The Marienberg Fortress

Marienberg Fortress is a huge castle standing on the hillside visible from just about everywhere in Würzburg. Certain parts of it date back as far as the early 8th century.

The original castle on the Marienberg, a hill which was first settled in the late Bronze Age, was probably a small fort built early in the 8th century by the Franconian-Thuringian dukes. The circular Marienkapelle is one of the oldest church buildings in South Germany and dates from around 1000. From 1200 an unusually large castle was built, which was extended during the late Middle Ages and the Renaissance. For half a millennium, from around 1250 to 1720, the Marienberg was the ruling seat of the Würzburg prince-bishops, who also held the title of Duke of East Franconia.

Following the storming of the castle by the Swedes in 1631, Prince-Bishop Johann Philipp von Schönborn built a circle of massive bastions, which are the dominant feature of Marienberg Fortress. In 1945 the fortress was almost completely burned out, and its reconstruction was only completed in 1990.

Information provided by Bavarian Palace Website.

Entrance Fees to Marienberg Fortress, Würzburg

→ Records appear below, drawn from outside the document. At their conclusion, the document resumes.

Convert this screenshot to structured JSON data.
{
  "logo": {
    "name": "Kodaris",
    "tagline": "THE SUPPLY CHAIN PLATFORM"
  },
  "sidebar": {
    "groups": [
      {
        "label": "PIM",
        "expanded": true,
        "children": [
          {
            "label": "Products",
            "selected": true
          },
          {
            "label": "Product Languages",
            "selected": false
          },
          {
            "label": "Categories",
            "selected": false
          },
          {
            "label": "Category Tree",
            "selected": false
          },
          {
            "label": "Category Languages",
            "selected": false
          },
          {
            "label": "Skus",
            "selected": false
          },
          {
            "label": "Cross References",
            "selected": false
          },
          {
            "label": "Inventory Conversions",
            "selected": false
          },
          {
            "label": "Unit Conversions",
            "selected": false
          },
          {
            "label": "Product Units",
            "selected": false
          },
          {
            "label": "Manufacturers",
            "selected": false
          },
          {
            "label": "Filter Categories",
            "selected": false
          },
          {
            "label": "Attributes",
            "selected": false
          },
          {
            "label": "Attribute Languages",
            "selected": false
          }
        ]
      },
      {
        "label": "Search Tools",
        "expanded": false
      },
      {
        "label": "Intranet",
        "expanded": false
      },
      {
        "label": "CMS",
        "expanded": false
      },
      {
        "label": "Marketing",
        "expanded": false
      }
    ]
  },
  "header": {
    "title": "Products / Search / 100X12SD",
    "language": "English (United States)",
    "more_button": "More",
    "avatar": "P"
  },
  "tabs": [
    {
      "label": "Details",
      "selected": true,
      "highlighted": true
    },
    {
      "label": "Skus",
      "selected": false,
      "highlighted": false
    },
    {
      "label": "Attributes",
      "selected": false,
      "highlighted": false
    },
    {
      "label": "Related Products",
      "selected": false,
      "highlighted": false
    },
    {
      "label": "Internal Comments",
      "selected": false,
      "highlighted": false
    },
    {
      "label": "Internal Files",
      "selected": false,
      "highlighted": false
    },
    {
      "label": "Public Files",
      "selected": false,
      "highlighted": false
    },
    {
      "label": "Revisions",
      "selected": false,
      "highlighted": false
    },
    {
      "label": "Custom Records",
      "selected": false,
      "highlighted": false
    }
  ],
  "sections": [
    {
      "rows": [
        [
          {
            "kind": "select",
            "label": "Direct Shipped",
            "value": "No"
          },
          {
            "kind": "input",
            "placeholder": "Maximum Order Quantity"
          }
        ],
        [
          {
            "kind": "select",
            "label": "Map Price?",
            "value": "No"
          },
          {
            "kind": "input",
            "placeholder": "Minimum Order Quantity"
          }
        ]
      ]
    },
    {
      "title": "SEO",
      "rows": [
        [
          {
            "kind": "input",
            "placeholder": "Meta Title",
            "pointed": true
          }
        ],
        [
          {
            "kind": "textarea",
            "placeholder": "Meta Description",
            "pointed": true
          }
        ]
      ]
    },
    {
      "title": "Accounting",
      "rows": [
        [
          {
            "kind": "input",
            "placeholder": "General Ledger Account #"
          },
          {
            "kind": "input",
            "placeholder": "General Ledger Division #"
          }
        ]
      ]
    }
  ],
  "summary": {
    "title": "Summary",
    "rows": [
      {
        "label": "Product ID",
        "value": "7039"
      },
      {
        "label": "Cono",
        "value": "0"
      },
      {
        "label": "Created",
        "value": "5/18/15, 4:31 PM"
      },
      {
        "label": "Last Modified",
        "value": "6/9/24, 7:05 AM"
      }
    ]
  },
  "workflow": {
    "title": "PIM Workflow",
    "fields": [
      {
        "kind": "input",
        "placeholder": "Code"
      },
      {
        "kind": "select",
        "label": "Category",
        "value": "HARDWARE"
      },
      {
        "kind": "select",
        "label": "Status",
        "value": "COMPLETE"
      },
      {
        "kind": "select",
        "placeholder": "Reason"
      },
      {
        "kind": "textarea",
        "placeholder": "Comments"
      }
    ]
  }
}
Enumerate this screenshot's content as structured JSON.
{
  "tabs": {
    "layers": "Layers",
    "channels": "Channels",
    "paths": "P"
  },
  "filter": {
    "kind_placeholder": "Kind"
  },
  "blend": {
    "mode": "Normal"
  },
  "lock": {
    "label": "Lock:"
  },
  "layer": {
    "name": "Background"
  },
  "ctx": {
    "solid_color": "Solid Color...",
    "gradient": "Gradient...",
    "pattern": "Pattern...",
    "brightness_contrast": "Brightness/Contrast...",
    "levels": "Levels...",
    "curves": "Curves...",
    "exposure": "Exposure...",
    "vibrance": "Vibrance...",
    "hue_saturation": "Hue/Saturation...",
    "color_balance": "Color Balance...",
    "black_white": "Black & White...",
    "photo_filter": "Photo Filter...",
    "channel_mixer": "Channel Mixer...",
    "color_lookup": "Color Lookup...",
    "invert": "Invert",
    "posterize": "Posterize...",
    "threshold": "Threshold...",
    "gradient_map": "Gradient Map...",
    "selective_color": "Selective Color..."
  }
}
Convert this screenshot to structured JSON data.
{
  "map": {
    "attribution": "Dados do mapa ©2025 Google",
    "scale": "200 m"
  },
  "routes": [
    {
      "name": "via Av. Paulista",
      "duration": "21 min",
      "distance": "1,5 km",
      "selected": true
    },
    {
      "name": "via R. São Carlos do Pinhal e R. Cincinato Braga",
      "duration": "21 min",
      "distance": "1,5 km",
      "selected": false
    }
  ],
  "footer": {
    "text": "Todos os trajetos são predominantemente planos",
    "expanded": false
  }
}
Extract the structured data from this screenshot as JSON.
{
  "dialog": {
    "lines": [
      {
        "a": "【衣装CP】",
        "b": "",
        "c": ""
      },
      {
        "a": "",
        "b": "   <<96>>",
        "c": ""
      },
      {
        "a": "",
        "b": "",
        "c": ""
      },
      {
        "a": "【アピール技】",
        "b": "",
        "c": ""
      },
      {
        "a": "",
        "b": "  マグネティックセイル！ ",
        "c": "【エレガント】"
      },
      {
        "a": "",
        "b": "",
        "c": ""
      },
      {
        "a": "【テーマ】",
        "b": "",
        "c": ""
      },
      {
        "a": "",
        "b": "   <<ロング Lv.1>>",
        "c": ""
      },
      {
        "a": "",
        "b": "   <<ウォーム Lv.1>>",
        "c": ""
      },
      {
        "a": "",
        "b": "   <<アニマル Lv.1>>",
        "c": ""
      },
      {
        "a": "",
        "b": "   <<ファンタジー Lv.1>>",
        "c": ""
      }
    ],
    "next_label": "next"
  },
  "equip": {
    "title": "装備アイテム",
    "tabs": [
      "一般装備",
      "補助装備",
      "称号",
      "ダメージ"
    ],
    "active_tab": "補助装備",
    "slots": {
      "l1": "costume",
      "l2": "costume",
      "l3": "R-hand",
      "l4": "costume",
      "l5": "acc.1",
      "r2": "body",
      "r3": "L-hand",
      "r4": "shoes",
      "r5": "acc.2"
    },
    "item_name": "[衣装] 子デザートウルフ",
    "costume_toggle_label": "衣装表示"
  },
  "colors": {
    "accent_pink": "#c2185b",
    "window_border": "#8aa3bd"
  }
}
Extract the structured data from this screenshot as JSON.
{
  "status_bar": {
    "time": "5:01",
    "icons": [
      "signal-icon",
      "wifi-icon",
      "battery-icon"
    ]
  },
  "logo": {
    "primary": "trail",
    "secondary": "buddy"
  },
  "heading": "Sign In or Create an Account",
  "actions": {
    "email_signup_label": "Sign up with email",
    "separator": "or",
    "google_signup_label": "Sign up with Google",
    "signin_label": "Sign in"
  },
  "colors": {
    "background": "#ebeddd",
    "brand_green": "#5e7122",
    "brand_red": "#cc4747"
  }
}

Entrance was free to the grounds, but as we found with a number of German attractions, the outside is free but the inside of the fortresses and castles has been taken over by either one museum or a number of smaller museums, ones which all require separate entrance fees.

We decided not to tour the inside, purely because:

  1. We didn’t have enough time to really do them justice as it was already late afternoon.
  2. The kids would have been a bit bored, especially after the long day.
  3. They all cost money and we did have a budget to stick to.

I think if I had to compare it to somewhere I’ve been before the huge external walls remind me most of Caernarfon Castle in Wales.

The Princes’ Garden, Marienberg, Würzburg

I did get some lovely pictures from up the Princes’ Garden set on the east side of the fortress. The views over Würzburg are amazing. The garden has been in existence since the 16th century but only took its present form in around 1700. It was restored as recently as 1937.

I’m glad we got to explore Würzburg with kids. The Residenz Platz and gardens, and the views from the Marienberg Fortress were worth the trip there. I was slightly disappointed but that could have been due to the wet weather in the afternoon, and the fact that it was more of a ‘churches and museums’ place to visit. The kids were understandably a bit bored the rest of the day after the fun they’d had running around the Residence gardens. If I went back I wouldn’t take the kids with.

I’d love to know what you think? Have you been to Würzburg with your kids? What did I miss? Please let me know in the comments which of these you would most like to do?

Check out my previous post on 24 Hours In Bruges.